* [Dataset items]
━━━━━━━━━━━━━━━━━━━━

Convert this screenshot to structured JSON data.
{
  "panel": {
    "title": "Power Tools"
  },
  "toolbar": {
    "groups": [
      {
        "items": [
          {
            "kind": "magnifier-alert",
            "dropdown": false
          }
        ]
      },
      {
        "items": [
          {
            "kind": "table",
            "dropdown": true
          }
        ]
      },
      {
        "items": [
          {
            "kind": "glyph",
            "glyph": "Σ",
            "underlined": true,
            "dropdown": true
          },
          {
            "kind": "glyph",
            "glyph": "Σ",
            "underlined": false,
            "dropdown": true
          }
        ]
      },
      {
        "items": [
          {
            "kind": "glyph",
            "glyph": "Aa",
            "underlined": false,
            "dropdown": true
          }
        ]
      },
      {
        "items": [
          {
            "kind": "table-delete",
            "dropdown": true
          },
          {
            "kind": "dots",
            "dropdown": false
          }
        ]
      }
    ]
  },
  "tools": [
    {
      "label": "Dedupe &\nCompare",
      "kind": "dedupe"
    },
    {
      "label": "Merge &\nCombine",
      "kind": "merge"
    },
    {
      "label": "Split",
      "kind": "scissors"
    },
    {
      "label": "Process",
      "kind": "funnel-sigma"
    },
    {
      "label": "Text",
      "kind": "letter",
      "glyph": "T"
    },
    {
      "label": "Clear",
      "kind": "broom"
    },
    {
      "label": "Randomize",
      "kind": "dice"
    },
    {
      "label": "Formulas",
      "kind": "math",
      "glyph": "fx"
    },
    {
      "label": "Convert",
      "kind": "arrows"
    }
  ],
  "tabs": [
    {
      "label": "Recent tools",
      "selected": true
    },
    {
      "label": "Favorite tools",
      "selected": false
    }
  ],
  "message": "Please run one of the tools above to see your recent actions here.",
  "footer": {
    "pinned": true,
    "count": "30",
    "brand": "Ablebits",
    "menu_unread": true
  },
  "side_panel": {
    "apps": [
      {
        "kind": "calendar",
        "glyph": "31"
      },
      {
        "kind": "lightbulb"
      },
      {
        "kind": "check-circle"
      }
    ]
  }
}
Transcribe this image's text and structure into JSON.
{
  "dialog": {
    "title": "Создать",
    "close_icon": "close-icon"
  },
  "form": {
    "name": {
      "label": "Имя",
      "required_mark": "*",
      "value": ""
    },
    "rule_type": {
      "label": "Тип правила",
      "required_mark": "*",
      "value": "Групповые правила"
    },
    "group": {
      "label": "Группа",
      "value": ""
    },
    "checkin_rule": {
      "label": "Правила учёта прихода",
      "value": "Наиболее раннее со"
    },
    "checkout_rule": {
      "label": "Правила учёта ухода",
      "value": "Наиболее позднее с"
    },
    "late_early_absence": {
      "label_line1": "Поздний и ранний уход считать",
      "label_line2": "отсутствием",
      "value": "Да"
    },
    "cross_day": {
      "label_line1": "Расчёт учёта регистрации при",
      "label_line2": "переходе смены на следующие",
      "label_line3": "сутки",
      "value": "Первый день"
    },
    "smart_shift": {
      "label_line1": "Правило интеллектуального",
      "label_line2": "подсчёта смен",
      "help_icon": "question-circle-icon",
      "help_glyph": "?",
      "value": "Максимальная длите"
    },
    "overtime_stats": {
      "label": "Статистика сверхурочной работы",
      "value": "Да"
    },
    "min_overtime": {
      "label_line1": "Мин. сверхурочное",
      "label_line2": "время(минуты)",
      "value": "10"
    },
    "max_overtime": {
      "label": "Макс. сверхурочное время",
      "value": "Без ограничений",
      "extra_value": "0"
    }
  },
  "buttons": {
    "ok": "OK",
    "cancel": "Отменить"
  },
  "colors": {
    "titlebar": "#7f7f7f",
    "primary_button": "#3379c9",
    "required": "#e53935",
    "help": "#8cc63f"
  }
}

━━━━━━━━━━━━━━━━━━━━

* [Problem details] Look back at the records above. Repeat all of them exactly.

* [Response to this task]
Convert this screenshot to structured JSON data.
{
  "panel": {
    "title": "Power Tools"
  },
  "toolbar": {
    "groups": [
      {
        "items": [
          {
            "kind": "magnifier-alert",
            "dropdown": false
          }
        ]
      },
      {
        "items": [
          {
            "kind": "table",
            "dropdown": true
          }
        ]
      },
      {
        "items": [
          {
            "kind": "glyph",
            "glyph": "Σ",
            "underlined": true,
            "dropdown": true
          },
          {
            "kind": "glyph",
            "glyph": "Σ",
            "underlined": false,
            "dropdown": true
          }
        ]
      },
      {
        "items": [
          {
            "kind": "glyph",
            "glyph": "Aa",
            "underlined": false,
            "dropdown": true
          }
        ]
      },
      {
        "items": [
          {
            "kind": "table-delete",
            "dropdown": true
          },
          {
            "kind": "dots",
            "dropdown": false
          }
        ]
      }
    ]
  },
  "tools": [
    {
      "label": "Dedupe &\nCompare",
      "kind": "dedupe"
    },
    {
      "label": "Merge &\nCombine",
      "kind": "merge"
    },
    {
      "label": "Split",
      "kind": "scissors"
    },
    {
      "label": "Process",
      "kind": "funnel-sigma"
    },
    {
      "label": "Text",
      "kind": "letter",
      "glyph": "T"
    },
    {
      "label": "Clear",
      "kind": "broom"
    },
    {
      "label": "Randomize",
      "kind": "dice"
    },
    {
      "label": "Formulas",
      "kind": "math",
      "glyph": "fx"
    },
    {
      "label": "Convert",
      "kind": "arrows"
    }
  ],
  "tabs": [
    {
      "label": "Recent tools",
      "selected": true
    },
    {
      "label": "Favorite tools",
      "selected": false
    }
  ],
  "message": "Please run one of the tools above to see your recent actions here.",
  "footer": {
    "pinned": true,
    "count": "30",
    "brand": "Ablebits",
    "menu_unread": true
  },
  "side_panel": {
    "apps": [
      {
        "kind": "calendar",
        "glyph": "31"
      },
      {
        "kind": "lightbulb"
      },
      {
        "kind": "check-circle"
      }
    ]
  }
}
Transcribe this image's text and structure into JSON.
{
  "dialog": {
    "title": "Создать",
    "close_icon": "close-icon"
  },
  "form": {
    "name": {
      "label": "Имя",
      "required_mark": "*",
      "value": ""
    },
    "rule_type": {
      "label": "Тип правила",
      "required_mark": "*",
      "value": "Групповые правила"
    },
    "group": {
      "label": "Группа",
      "value": ""
    },
    "checkin_rule": {
      "label": "Правила учёта прихода",
      "value": "Наиболее раннее со"
    },
    "checkout_rule": {
      "label": "Правила учёта ухода",
      "value": "Наиболее позднее с"
    },
    "late_early_absence": {
      "label_line1": "Поздний и ранний уход считать",
      "label_line2": "отсутствием",
      "value": "Да"
    },
    "cross_day": {
      "label_line1": "Расчёт учёта регистрации при",
      "label_line2": "переходе смены на следующие",
      "label_line3": "сутки",
      "value": "Первый день"
    },
    "smart_shift": {
      "label_line1": "Правило интеллектуального",
      "label_line2": "подсчёта смен",
      "help_icon": "question-circle-icon",
      "help_glyph": "?",
      "value": "Максимальная длите"
    },
    "overtime_stats": {
      "label": "Статистика сверхурочной работы",
      "value": "Да"
    },
    "min_overtime": {
      "label_line1": "Мин. сверхурочное",
      "label_line2": "время(минуты)",
      "value": "10"
    },
    "max_overtime": {
      "label": "Макс. сверхурочное время",
      "value": "Без ограничений",
      "extra_value": "0"
    }
  },
  "buttons": {
    "ok": "OK",
    "cancel": "Отменить"
  },
  "colors": {
    "titlebar": "#7f7f7f",
    "primary_button": "#3379c9",
    "required": "#e53935",
    "help": "#8cc63f"
  }
}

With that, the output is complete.